What Is It?
Azure Striker Gunvolt is a 2D action sidescroller unlike any other. You play as Gunvolt, an assassin imbued with the power of lightning. Although you’re armed with a gun, the bullets alone do very little damage to enemies. The hook of this game is the tagging system. When you shoot an enemy, it gets tagged, then you can damage it by pouring lightning energy into it no matter where you are in relation to the tagged enemy.
On the surface, that’s all there is to it, but there are several other behind-the-scenes mechanics that work together brilliantly, making Azure Striker Gunvolt one of the most exciting, most addicting, most fun games on the Nintendo 3DS eShop.
Why Should I Care?
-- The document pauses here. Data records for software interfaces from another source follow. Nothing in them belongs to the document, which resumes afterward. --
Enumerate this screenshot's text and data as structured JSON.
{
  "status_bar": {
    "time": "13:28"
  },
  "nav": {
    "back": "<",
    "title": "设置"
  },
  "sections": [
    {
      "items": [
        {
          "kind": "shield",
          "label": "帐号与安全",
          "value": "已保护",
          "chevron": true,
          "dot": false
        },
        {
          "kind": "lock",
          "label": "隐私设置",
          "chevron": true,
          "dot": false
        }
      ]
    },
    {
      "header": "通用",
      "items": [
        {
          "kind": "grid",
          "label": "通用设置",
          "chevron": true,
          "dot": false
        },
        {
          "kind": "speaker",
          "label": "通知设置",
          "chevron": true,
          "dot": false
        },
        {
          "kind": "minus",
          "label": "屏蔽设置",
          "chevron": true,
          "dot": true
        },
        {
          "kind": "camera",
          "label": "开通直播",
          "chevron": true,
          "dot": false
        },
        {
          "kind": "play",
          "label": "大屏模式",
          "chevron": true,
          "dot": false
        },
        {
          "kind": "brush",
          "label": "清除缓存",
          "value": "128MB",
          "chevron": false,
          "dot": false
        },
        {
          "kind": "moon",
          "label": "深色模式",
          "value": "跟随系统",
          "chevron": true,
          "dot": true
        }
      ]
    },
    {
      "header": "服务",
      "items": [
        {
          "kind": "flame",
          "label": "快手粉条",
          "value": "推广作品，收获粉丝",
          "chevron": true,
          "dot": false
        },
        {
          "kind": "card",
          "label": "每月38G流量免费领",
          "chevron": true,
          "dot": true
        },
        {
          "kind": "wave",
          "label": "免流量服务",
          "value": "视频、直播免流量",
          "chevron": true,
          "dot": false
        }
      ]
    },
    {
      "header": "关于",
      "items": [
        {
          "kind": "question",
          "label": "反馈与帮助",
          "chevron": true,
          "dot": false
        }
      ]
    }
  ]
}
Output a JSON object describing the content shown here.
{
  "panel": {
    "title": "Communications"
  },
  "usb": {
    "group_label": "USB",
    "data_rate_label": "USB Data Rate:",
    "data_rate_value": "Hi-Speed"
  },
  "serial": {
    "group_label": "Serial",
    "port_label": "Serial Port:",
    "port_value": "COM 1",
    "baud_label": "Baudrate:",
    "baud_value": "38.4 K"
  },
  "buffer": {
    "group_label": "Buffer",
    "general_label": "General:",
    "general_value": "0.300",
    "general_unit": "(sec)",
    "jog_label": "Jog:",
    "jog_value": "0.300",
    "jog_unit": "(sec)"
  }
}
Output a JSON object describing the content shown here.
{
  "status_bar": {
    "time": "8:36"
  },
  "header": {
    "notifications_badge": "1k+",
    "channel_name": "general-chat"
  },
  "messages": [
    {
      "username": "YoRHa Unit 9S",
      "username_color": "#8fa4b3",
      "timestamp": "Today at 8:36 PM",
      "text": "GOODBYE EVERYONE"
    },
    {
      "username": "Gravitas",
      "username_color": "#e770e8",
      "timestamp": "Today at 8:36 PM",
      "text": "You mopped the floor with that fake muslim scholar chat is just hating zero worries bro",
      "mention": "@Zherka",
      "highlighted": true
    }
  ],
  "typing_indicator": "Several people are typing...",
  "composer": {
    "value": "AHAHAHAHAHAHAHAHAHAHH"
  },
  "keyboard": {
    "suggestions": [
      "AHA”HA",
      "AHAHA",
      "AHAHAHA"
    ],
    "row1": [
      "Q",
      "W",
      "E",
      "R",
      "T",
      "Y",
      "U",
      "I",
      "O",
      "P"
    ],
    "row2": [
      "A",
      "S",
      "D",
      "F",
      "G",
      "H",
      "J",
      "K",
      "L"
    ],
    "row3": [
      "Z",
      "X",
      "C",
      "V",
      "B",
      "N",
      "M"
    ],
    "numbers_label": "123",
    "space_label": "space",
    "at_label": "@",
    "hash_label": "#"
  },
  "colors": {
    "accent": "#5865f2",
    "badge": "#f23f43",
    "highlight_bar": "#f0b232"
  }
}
The structure of the game is often compared to the Mega Man series, though the similarities are only cosmetic. Obviously, the name itself is a reference to the Blue Bomber, which makes sense, since Inti Creates is also the developer of Mega Man 9 and 10, and Keiji Inafune was involved in the development of Gunvolt. Also like Mega Man, the first group of levels in Gunvolt can be selected in any order and are each based on a specific theme (forest, underwater, etc.). Each level ends with a boss whose personality is tied to the theme. However, Gunvolt does not acquire the attack of the bosses like Mega Man does. Gunvolt’s arsenal grows in a much different way and is far more integral to the gameplay than the weapons in a mainline Mega Man game.
All of the extra abilities, weapons, and gear are earned through several layers of skilled play. First, there is a basic leveling up system through experience gained by killing enemies, which earns you slightly more HP and the occasional new ability. Second, the higher your kudos (which I’ll explain later), the more loot you gain at the end of it, which you can then craft into equipment that mostly improves your basic abilities, such as double jumping, air dashing, shorter cooldown for the lightning attack, and much more. Finally, you gain new handguns throughout the game that alter the way tagging works. The basic gun shoots straight and allows you to tag up to three enemies at once (or three tags on one enemy, which causes triple damage), while other guns might change the trajectory of the bullets while allowing you to tag more enemies. Customizing your weapon and equipment can drastically change the way the game plays, and, while you will settle on your favorite loadout, some challenges are better suited to other combinations, so cycling among them all is certainly encouraged.
The key ingredient to all of this is the combo system, which is represented by a number called kudos. Killing an enemy will earn you kudos, but simply killing all of the enemies individually will net you a very poor score. The best way to earn kudos is to tag as many enemies as possible and kill them simultaneously. The enemy and level layout is structured in such a way that you are rarely overwhelmed by enemies, with usually only three or four on screen at a time, if you’re lucky. The basic strategy, then, is to gather as many enemies on screen as possible, tag as many as your gun allows, then blast them with your lightning attack.
Receiving any damage, however, returns your kudos counter to zero, which severely diminishes your reward. Kudos are “cashed in” at checkpoints in the level, so you want your kudos to be as high as possible when you reach a checkpoint. However, if you’re feeling lucky, you can skip any checkpoint, hoping to rack up an even higher number to cash in at the next checkpoint or at the end of the level (though making it through an entire level and killing the boss without getting hit is extremely difficult). Since higher kudos receive a higher multiplier, making it as far as possible before cashing in results in a huge score bonus, which nets you much more loot at the end of the level.
All of these elements work together to create an intensely methodical experience where even one mistake can devastate your score. This kind of risk/reward, skill-based gameplay won’t appeal to everyone, but if you’ve read this far and like what you see, you’ll love it. Even if you aren’t into that kind of thing, the score attack aspect isn’t the only way to enjoy the game. Simply running through to the end, which is basically what I did before I learned how all of the systems worked, is fun enough in itself.
What Makes It Worth My Time And Money?
As a rather cheap eShop game, Azure Striker Gunvolt is well worth the price. Each of the twelve levels has unique challenges to accomplish, a rating at the end, and a hidden item to find, so replayability is baked into the game. With its emphasis on mastery, I spent twenty hours getting basically as good as I’ll ever get, and every single minute of it was pure joy, as the ramp up from total amateur to skilled player was fairly smooth and consistent. It’s awesome to see such talented game designers pour their efforts into a smaller, air-tight experience that feels nigh on perfect.